**Task description**
Could each record be written out again exactly as it stands?

**Data to process**
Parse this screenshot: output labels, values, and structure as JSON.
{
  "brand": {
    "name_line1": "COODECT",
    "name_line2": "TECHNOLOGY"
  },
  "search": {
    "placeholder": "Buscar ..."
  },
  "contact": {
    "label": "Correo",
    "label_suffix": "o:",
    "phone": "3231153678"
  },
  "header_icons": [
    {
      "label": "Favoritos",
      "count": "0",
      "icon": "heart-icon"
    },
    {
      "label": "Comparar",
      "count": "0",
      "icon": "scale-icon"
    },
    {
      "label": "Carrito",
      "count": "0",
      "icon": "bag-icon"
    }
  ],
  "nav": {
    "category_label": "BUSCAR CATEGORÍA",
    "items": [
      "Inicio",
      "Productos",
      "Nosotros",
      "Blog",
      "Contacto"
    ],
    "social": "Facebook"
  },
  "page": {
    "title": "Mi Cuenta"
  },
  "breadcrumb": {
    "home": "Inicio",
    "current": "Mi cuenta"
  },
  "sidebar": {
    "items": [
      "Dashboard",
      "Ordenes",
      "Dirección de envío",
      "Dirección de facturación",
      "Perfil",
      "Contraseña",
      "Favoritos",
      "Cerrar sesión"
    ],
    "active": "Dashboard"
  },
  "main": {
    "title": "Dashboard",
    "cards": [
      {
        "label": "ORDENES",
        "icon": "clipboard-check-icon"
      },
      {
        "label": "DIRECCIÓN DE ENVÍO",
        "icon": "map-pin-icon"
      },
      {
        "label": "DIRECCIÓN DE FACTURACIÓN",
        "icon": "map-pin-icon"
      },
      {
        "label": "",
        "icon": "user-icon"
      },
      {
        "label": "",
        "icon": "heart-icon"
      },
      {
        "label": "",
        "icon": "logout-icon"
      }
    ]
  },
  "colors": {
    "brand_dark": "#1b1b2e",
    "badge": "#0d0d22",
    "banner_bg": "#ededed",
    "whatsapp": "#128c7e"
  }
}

**Written answer**
Parse this screenshot: output labels, values, and structure as JSON.
{
  "brand": {
    "name_line1": "COODECT",
    "name_line2": "TECHNOLOGY"
  },
  "search": {
    "placeholder": "Buscar ..."
  },
  "contact": {
    "label": "Correo",
    "label_suffix": "o:",
    "phone": "3231153678"
  },
  "header_icons": [
    {
      "label": "Favoritos",
      "count": "0",
      "icon": "heart-icon"
    },
    {
      "label": "Comparar",
      "count": "0",
      "icon": "scale-icon"
    },
    {
      "label": "Carrito",
      "count": "0",
      "icon": "bag-icon"
    }
  ],
  "nav": {
    "category_label": "BUSCAR CATEGORÍA",
    "items": [
      "Inicio",
      "Productos",
      "Nosotros",
      "Blog",
      "Contacto"
    ],
    "social": "Facebook"
  },
  "page": {
    "title": "Mi Cuenta"
  },
  "breadcrumb": {
    "home": "Inicio",
    "current": "Mi cuenta"
  },
  "sidebar": {
    "items": [
      "Dashboard",
      "Ordenes",
      "Dirección de envío",
      "Dirección de facturación",
      "Perfil",
      "Contraseña",
      "Favoritos",
      "Cerrar sesión"
    ],
    "active": "Dashboard"
  },
  "main": {
    "title": "Dashboard",
    "cards": [
      {
        "label": "ORDENES",
        "icon": "clipboard-check-icon"
      },
      {
        "label": "DIRECCIÓN DE ENVÍO",
        "icon": "map-pin-icon"
      },
      {
        "label": "DIRECCIÓN DE FACTURACIÓN",
        "icon": "map-pin-icon"
      },
      {
        "label": "",
        "icon": "user-icon"
      },
      {
        "label": "",
        "icon": "heart-icon"
      },
      {
        "label": "",
        "icon": "logout-icon"
      }
    ]
  },
  "colors": {
    "brand_dark": "#1b1b2e",
    "badge": "#0d0d22",
    "banner_bg": "#ededed",
    "whatsapp": "#128c7e"
  }
}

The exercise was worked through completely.